# Exercise instructions:
Say how many lines in the entries contain "this", giving only the number.
Top of Data to use
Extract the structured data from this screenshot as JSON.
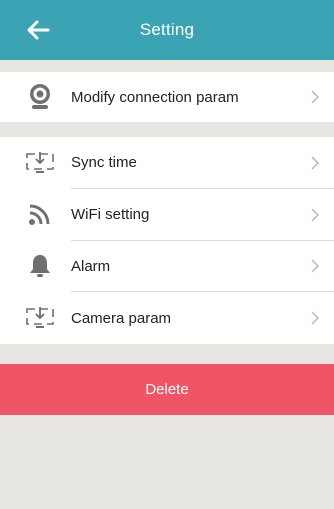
{
  "header": {
    "title": "Setting",
    "back_icon": "arrow-left-icon",
    "color": "#3aa3b4"
  },
  "section1": {
    "items": [
      {
        "label": "Modify connection param",
        "icon": "webcam-icon"
      }
    ]
  },
  "section2": {
    "items": [
      {
        "label": "Sync time",
        "icon": "monitor-download-icon"
      },
      {
        "label": "WiFi setting",
        "icon": "wifi-signal-icon"
      },
      {
        "label": "Alarm",
        "icon": "bell-icon"
      },
      {
        "label": "Camera param",
        "icon": "monitor-download-icon"
      }
    ]
  },
  "delete": {
    "label": "Delete",
    "color": "#ef5566"
  }
}
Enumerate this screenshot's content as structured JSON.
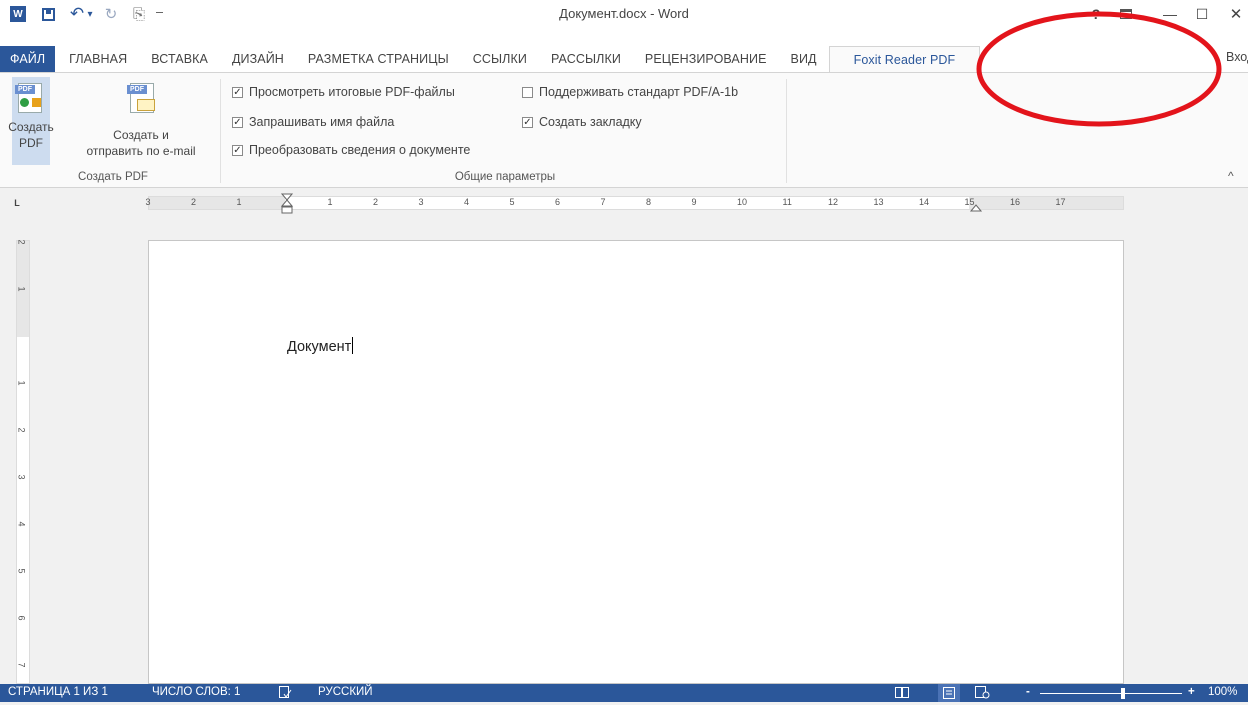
{
  "window": {
    "title": "Документ.docx - Word",
    "help_glyph": "?",
    "ribbon_display_glyph": "🗖",
    "minimize_glyph": "—",
    "maximize_glyph": "☐",
    "close_glyph": "✕"
  },
  "qat": {
    "app_icon_text": "W",
    "save_glyph": "🖫",
    "undo_glyph": "↶",
    "undo_dropdown_glyph": "▾",
    "redo_glyph": "↻",
    "touch_glyph": "⎘",
    "customize_glyph": "₹"
  },
  "tabs": [
    {
      "label": "ФАЙЛ",
      "kind": "file"
    },
    {
      "label": "ГЛАВНАЯ"
    },
    {
      "label": "ВСТАВКА"
    },
    {
      "label": "ДИЗАЙН"
    },
    {
      "label": "РАЗМЕТКА СТРАНИЦЫ"
    },
    {
      "label": "ССЫЛКИ"
    },
    {
      "label": "РАССЫЛКИ"
    },
    {
      "label": "РЕЦЕНЗИРОВАНИЕ"
    },
    {
      "label": "ВИД"
    },
    {
      "label": "Foxit Reader PDF",
      "kind": "active"
    }
  ],
  "signin": "Вход",
  "ribbon": {
    "create_pdf": {
      "line1": "Создать",
      "line2": "PDF"
    },
    "create_send": {
      "line1": "Создать и",
      "line2": "отправить по e-mail"
    },
    "group1_label": "Создать PDF",
    "group2_label": "Общие параметры",
    "options": [
      {
        "label": "Просмотреть итоговые PDF-файлы",
        "checked": true
      },
      {
        "label": "Запрашивать имя файла",
        "checked": true
      },
      {
        "label": "Преобразовать сведения о документе",
        "checked": true
      },
      {
        "label": "Поддерживать стандарт PDF/A-1b",
        "checked": false
      },
      {
        "label": "Создать закладку",
        "checked": true
      }
    ],
    "collapse_glyph": "^",
    "pdf_badge": "PDF"
  },
  "ruler": {
    "corner_glyph": "L",
    "h_labels": [
      "3",
      "2",
      "1",
      "1",
      "2",
      "3",
      "4",
      "5",
      "6",
      "7",
      "8",
      "9",
      "10",
      "11",
      "12",
      "13",
      "14",
      "15",
      "16",
      "17"
    ],
    "v_labels": [
      "2",
      "1",
      "1",
      "2",
      "3",
      "4",
      "5",
      "6",
      "7"
    ]
  },
  "document": {
    "text": "Документ"
  },
  "status": {
    "page": "СТРАНИЦА 1 ИЗ 1",
    "words": "ЧИСЛО СЛОВ: 1",
    "proof_glyph": "⎘",
    "language": "РУССКИЙ",
    "zoom_out": "-",
    "zoom_in": "+",
    "zoom_level": "100%",
    "zoom_fraction": 0.5
  },
  "colors": {
    "accent": "#2b579a",
    "annotation": "#e3141b"
  }
}
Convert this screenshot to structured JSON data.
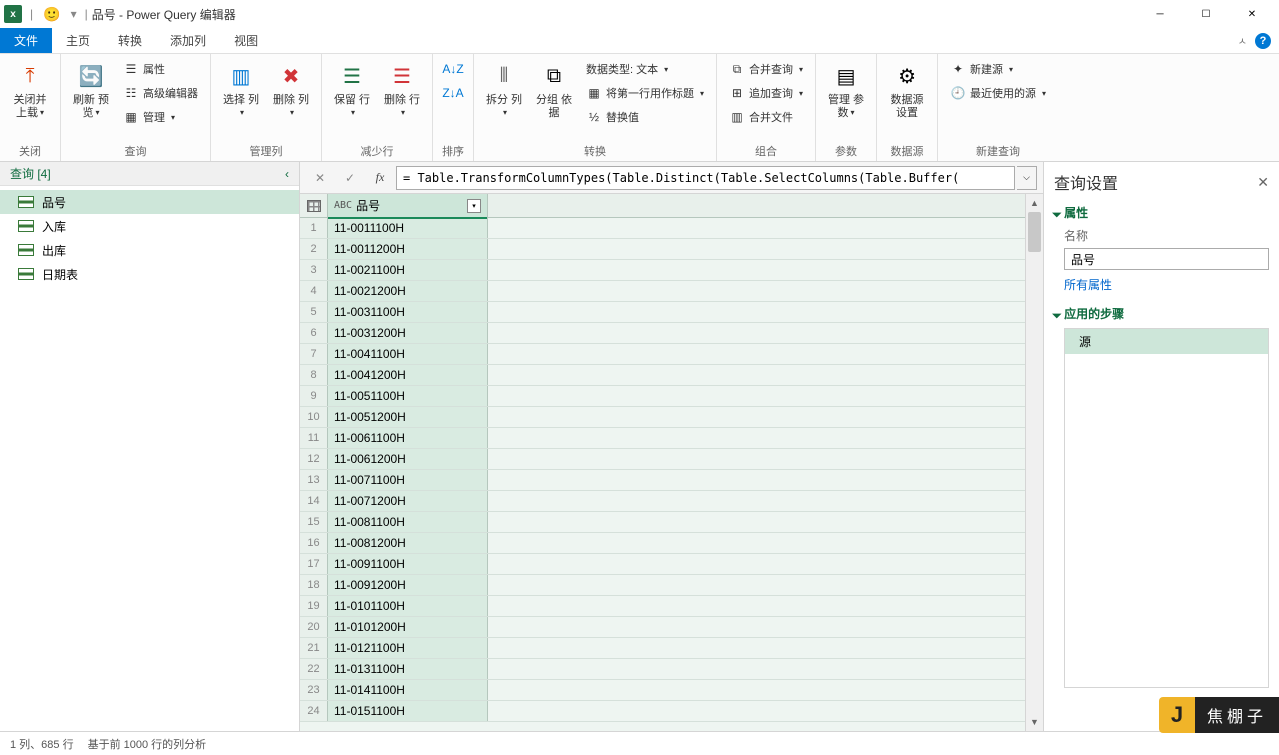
{
  "titlebar": {
    "title": "品号 - Power Query 编辑器",
    "dropdown": "▾"
  },
  "tabs": {
    "file": "文件",
    "home": "主页",
    "transform": "转换",
    "addcol": "添加列",
    "view": "视图"
  },
  "ribbon": {
    "close": {
      "btn": "关闭并\n上载",
      "label": "关闭"
    },
    "query": {
      "refresh": "刷新\n预览",
      "props": "属性",
      "advanced": "高级编辑器",
      "manage": "管理",
      "label": "查询"
    },
    "cols": {
      "choose": "选择\n列",
      "remove": "删除\n列",
      "label": "管理列"
    },
    "rows": {
      "keep": "保留\n行",
      "remove": "删除\n行",
      "label": "减少行"
    },
    "sort": {
      "label": "排序"
    },
    "transform": {
      "split": "拆分\n列",
      "group": "分组\n依据",
      "datatype": "数据类型: 文本",
      "firstrow": "将第一行用作标题",
      "replace": "替换值",
      "label": "转换"
    },
    "combine": {
      "merge": "合并查询",
      "append": "追加查询",
      "combine_files": "合并文件",
      "label": "组合"
    },
    "params": {
      "btn": "管理\n参数",
      "label": "参数"
    },
    "datasrc": {
      "btn": "数据源\n设置",
      "label": "数据源"
    },
    "newquery": {
      "new": "新建源",
      "recent": "最近使用的源",
      "label": "新建查询"
    }
  },
  "queries": {
    "header": "查询 [4]",
    "items": [
      {
        "label": "品号"
      },
      {
        "label": "入库"
      },
      {
        "label": "出库"
      },
      {
        "label": "日期表"
      }
    ]
  },
  "formula": "= Table.TransformColumnTypes(Table.Distinct(Table.SelectColumns(Table.Buffer(",
  "grid": {
    "column": "品号",
    "type_prefix": "ABC",
    "rows": [
      "11-0011100H",
      "11-0011200H",
      "11-0021100H",
      "11-0021200H",
      "11-0031100H",
      "11-0031200H",
      "11-0041100H",
      "11-0041200H",
      "11-0051100H",
      "11-0051200H",
      "11-0061100H",
      "11-0061200H",
      "11-0071100H",
      "11-0071200H",
      "11-0081100H",
      "11-0081200H",
      "11-0091100H",
      "11-0091200H",
      "11-0101100H",
      "11-0101200H",
      "11-0121100H",
      "11-0131100H",
      "11-0141100H",
      "11-0151100H"
    ]
  },
  "settings": {
    "title": "查询设置",
    "props": "属性",
    "name_label": "名称",
    "name_value": "品号",
    "all_props": "所有属性",
    "steps": "应用的步骤",
    "step0": "源"
  },
  "statusbar": {
    "cols_rows": "1 列、685 行",
    "profile": "基于前 1000 行的列分析"
  },
  "watermark": {
    "letter": "J",
    "text": "焦棚子"
  }
}
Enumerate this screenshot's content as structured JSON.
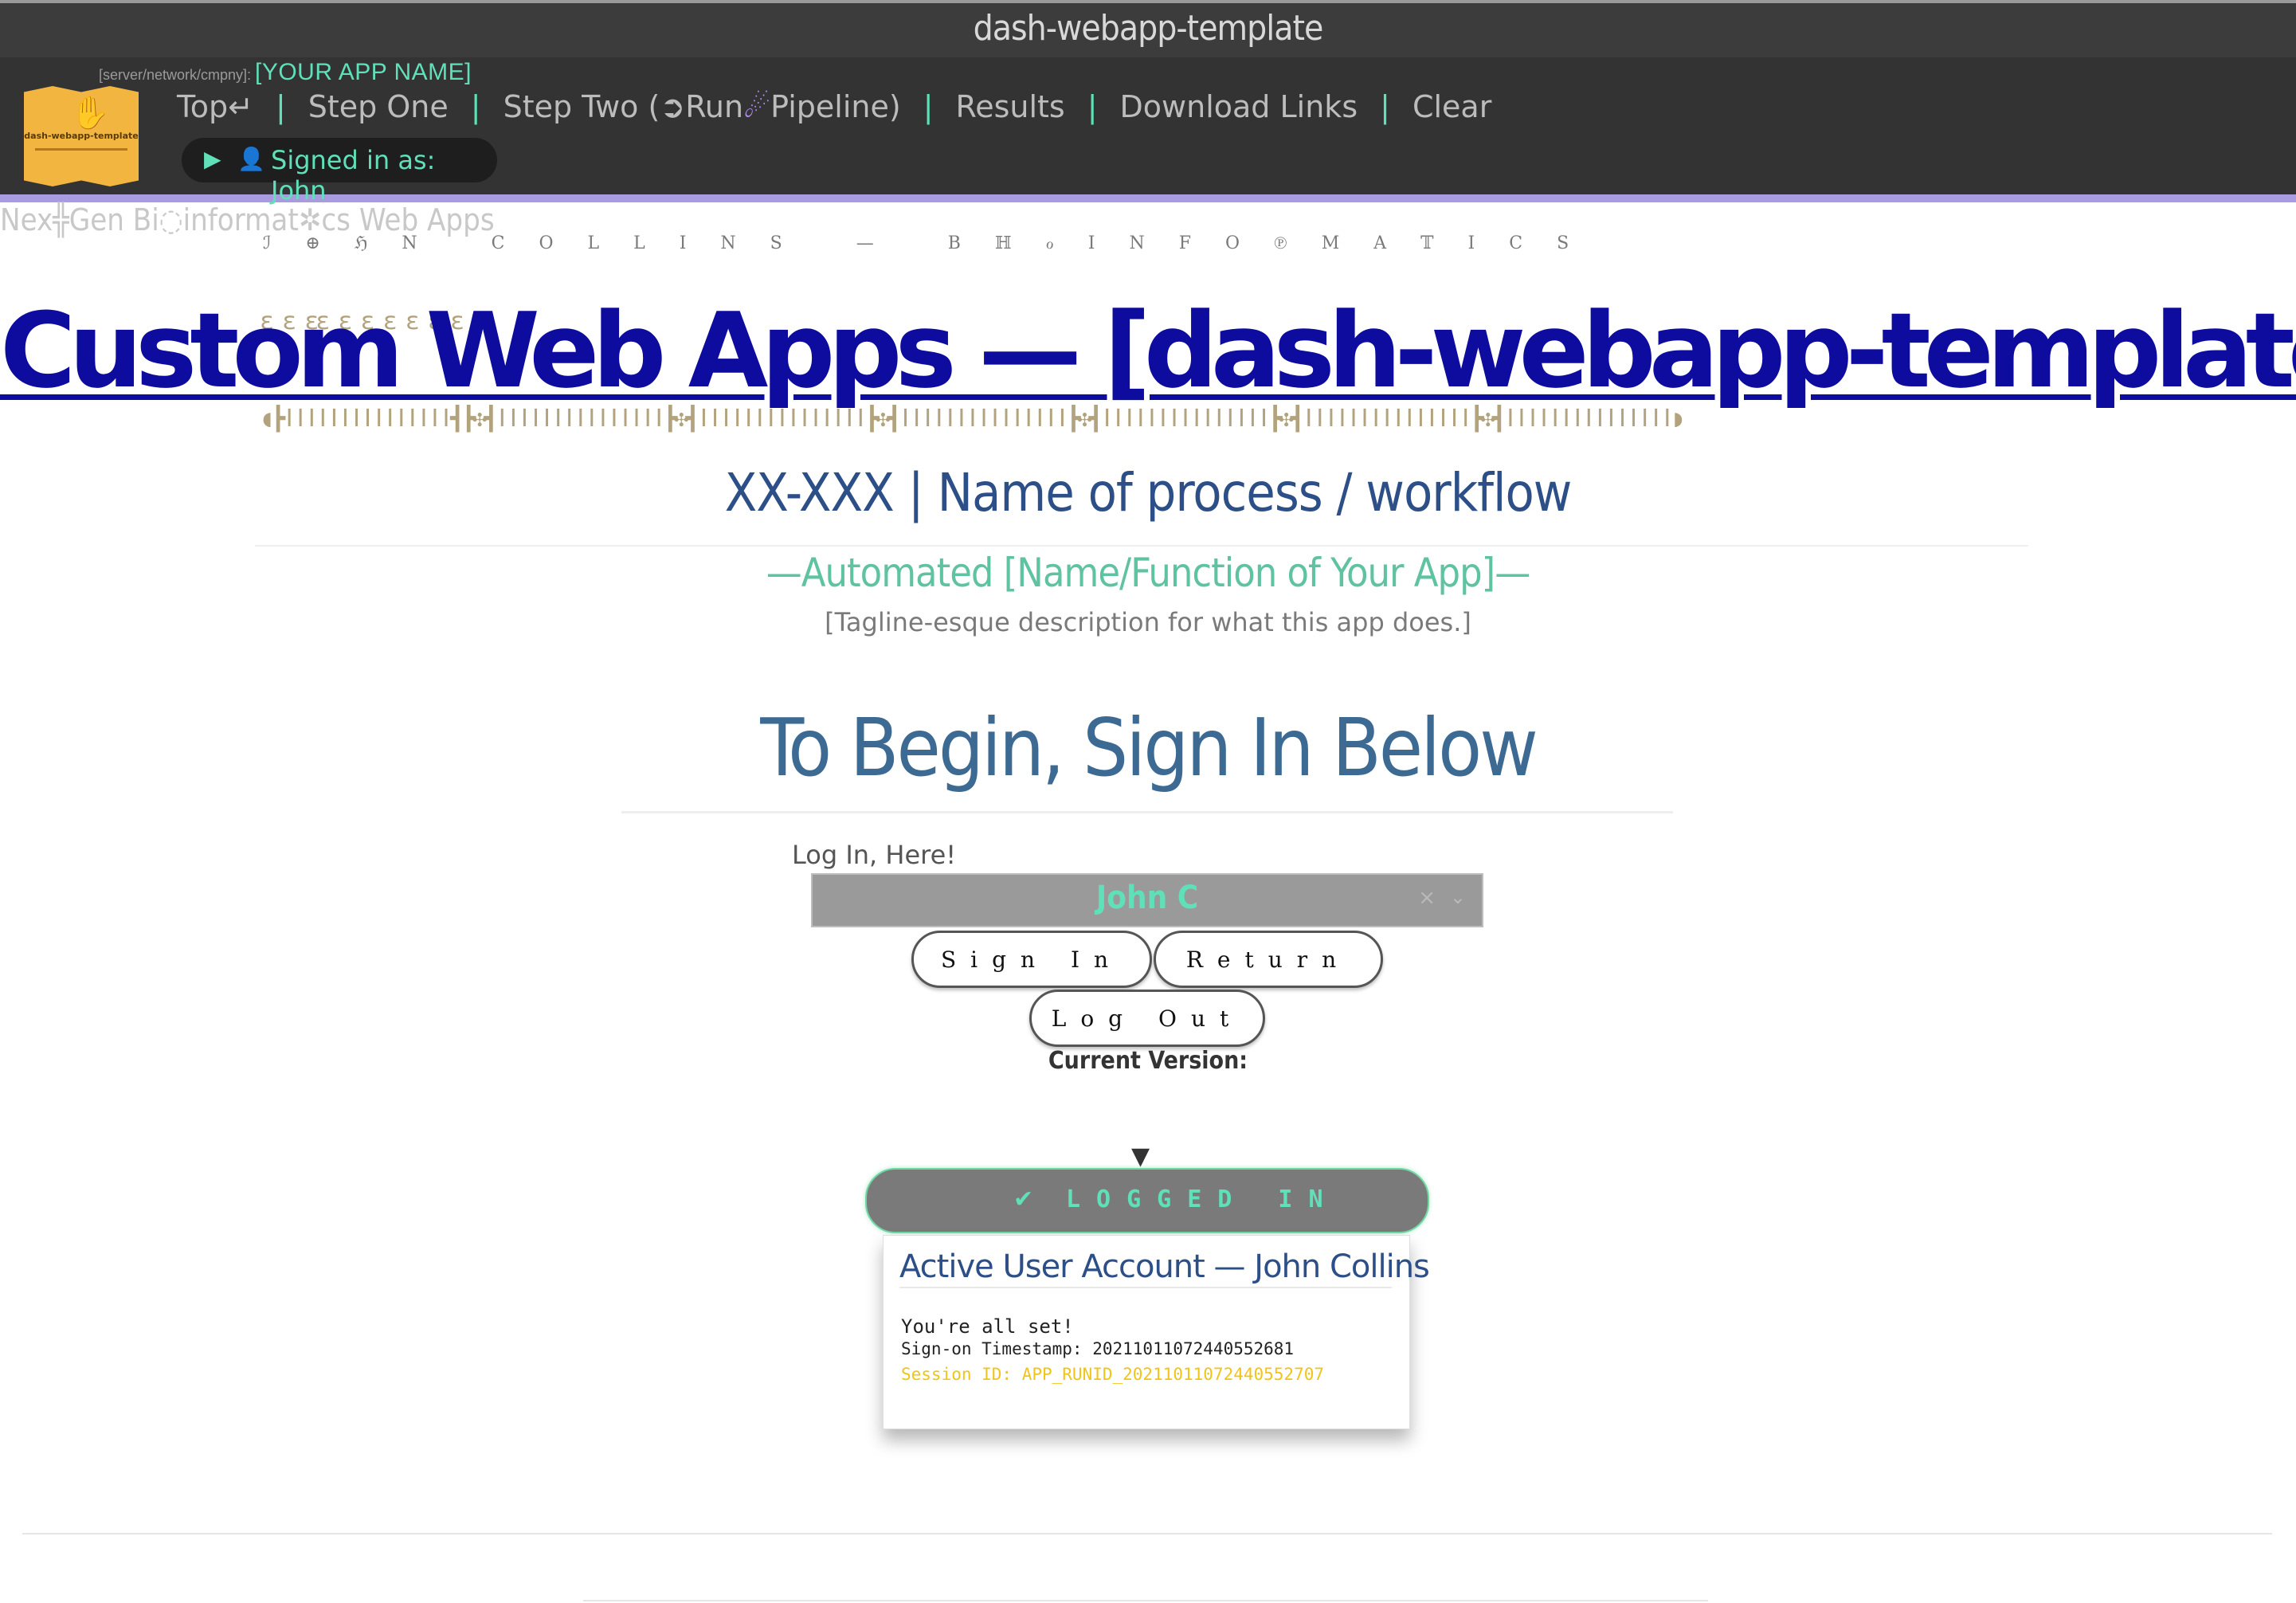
{
  "window": {
    "title": "dash-webapp-template"
  },
  "navbar": {
    "logo_text": "dash-webapp-template",
    "server_label": "[server/network/cmpny]:",
    "app_name": "[YOUR APP NAME]",
    "links": {
      "top": "Top↵",
      "step_one": "Step One",
      "step_two_prefix": "Step Two (",
      "step_two_glyph1": "➲",
      "step_two_run": "Run",
      "step_two_glyph2": "☄",
      "step_two_suffix": "Pipeline)",
      "results": "Results",
      "downloads": "Download Links",
      "clear": "Clear",
      "separator": "|"
    },
    "signed_in": {
      "play_glyph": "▶",
      "user_glyph": "👤",
      "text": "Signed in as: John"
    }
  },
  "header": {
    "watermark": "Nex╬Gen Bi◌informat✲cs Web Apps",
    "spaced_subtitle": "ℐ⊕ℌN COLLINS — BℍℴINFO℗MA𝕋ICS",
    "ornament_top": "ɛ ɛ ɛɛ ɛ ɛ ɛ ɛ ɛ ɛ",
    "ornament_bottom": "◖┣ǀǀǀǀǀǀǀǀǀǀǀǀǀǀǀ┫┣✣┫ǀǀǀǀǀǀǀǀǀǀǀǀǀǀǀ┣✣┫ǀǀǀǀǀǀǀǀǀǀǀǀǀǀǀ┣✣┫ǀǀǀǀǀǀǀǀǀǀǀǀǀǀǀ┣✣┫ǀǀǀǀǀǀǀǀǀǀǀǀǀǀǀ┣✣┫ǀǀǀǀǀǀǀǀǀǀǀǀǀǀǀ┣✣┫ǀǀǀǀǀǀǀǀǀǀǀǀǀǀǀ◗",
    "main_title": "Custom Web Apps — [dash-webapp-template]",
    "process_title": "XX-XXX | Name of process / workflow",
    "automated": "—Automated [Name/Function of Your App]—",
    "tagline": "[Tagline-esque description for what this app does.]"
  },
  "signin": {
    "heading": "To Begin, Sign In Below",
    "login_label": "Log In, Here!",
    "selected_user": "John C",
    "clear_glyph": "×",
    "dropdown_glyph": "⌄",
    "sign_in_button": "Sign In",
    "return_button": "Return",
    "logout_button": "Log Out",
    "version_label": "Current Version:",
    "caret_glyph": "▼"
  },
  "status": {
    "check_glyph": "✔",
    "logged_in_text": "LOGGED IN",
    "account_title": "Active User Account — John Collins",
    "all_set": "You're all set!",
    "timestamp": "Sign-on Timestamp: 20211011072440552681",
    "session_id": "Session ID: APP_RUNID_20211011072440552707"
  },
  "colors": {
    "nav_bg": "#333333",
    "accent_green": "#5fe0b8",
    "accent_purple": "#a99be0",
    "title_blue": "#0e0c9e",
    "session_yellow": "#f0c419"
  }
}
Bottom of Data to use
# Reply:
5